vector there would be opposite to the vector transported from the
opposite azimuth. The two vectors would meet with the
same modulus and opposite direction and would destroy one another
through the reconnection of field lines. It is therefore
tempting, in a first simplified model, to assume that
*B*_{R} = 0, at
the boundaries. We may even adopt *B*_{R} = 0 everywhere
inside the disk.

With respect to *B*_{}, we have a similar situation. *B*_{}
when penetrating at (R, ) would be frozen-in transported to (R,
+ ) in half a rotation and then interact with the field
penetrated there. Reconnection would then act and we could reasonably
adopt
*B*_{} = 0 at the boundaries. But
*B*_{} is easily
amplified by rotation and can be generated from *B*_{z},
which is non-vanishing; therefore we cannot assume
*B*_{} = 0 everywhere;
rather it is
*B*_{}(*R*, *z*) that we want to
calculate. We also assume
steady-state conditions,
/*t* = 0. The equations then
become greatly simplified which also permits a simplified
interpretation of what is essential in the process, much more
understandable than a lengthy numerical calculation. In the above
equations, we set
/*t* = 0, *B*_{z}=constant,
*B*_{R} = 0 and obtain
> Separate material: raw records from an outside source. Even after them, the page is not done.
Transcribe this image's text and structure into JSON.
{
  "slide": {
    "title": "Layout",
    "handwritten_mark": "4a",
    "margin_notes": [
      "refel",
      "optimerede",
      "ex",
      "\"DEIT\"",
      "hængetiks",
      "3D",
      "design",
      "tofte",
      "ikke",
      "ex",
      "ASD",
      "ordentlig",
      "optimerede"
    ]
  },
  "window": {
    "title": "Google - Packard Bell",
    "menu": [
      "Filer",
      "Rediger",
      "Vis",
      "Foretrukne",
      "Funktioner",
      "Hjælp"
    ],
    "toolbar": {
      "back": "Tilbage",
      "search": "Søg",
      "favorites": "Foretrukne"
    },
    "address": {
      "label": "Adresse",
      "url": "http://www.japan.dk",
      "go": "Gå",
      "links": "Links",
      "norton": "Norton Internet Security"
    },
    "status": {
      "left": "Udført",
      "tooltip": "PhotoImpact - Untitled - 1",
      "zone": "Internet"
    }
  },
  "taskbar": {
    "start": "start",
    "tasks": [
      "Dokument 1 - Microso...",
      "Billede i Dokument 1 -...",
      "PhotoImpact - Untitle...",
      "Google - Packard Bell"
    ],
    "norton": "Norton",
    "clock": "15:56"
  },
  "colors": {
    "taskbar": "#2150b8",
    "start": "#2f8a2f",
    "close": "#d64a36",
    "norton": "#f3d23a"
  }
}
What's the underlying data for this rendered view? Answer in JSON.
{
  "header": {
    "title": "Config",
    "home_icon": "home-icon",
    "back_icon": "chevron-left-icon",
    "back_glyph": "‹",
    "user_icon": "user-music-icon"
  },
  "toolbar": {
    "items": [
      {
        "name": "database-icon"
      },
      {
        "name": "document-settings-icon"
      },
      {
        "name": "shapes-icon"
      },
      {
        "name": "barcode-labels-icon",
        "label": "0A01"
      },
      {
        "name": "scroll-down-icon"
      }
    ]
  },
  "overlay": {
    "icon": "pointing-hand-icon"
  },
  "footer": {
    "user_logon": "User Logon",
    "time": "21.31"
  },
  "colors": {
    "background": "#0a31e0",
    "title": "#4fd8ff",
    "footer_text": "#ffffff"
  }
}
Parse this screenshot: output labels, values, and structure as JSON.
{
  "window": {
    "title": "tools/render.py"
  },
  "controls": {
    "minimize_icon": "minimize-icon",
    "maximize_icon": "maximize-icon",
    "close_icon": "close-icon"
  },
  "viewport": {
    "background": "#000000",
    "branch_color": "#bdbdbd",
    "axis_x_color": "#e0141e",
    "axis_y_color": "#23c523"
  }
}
(133) | |

(134) | |

(135) |

The first and third are tautologic, telling us that we could have deduced much of what was assumed (as Battaner, Lesch and Florido did), but that is unimportant. We now see that our assumptions do not lead to incoherent results.

The second equation would provide us with *B*_{} if (*z*) were
known. Let us further assume
/*z* = 0, which is
not unrealistic given the relatively low thickness of the disk. In order
to find a fast solution (which is not necessary, but just didactic)
let us assume that
*B*_{}/*z*^{2} is
negligible (it cannot be zero, as *B*_{} must be zero at the
boundary). In fact,
some galaxies have a radio halo (e.g. NGC 253,
Beck et al. 1994;
NGC 891,
Dahlem, Lisenfeld and Golla, 1995
in other spirals). The decrease of magnetic field strength with *z* is
observed to be very slow, even in galaxies with no radio halo
(Ruzmaikin et al., 1988;
Wielebinski, 1993)
and also in the Milky Way
(Han and Qiao, 1994).
Then for small
| *z* | we simply obtain

(136) |

therefore

(137) |

which is precisely the critical profile. Once we see how the critical profile is supported with this mechanism, it is expected that other more realistic calculations would be able to provide sub-critical profiles, capable therefore of producing inward magnetic forces.

The symmetries of the magnetic field predicted in this simple model
agree with those obtained with Faraday rotation by
Han et al. (1997)
in our own galaxy. This model does not need a dynamo but provides a
large-scale structure with much in common with the so called AO
mode. We also predict an antisymmetry of the azimuthal field in both
hemispheres for
| *l* | < 90^{o}. This AO dynamo mode has also been
observed in other galaxies, but in view of the symmetry
similarities with our predictions, these galaxies could be interpreted
in terms of the mechanisms sought by
Battaner, Lesch and Florido
(1999).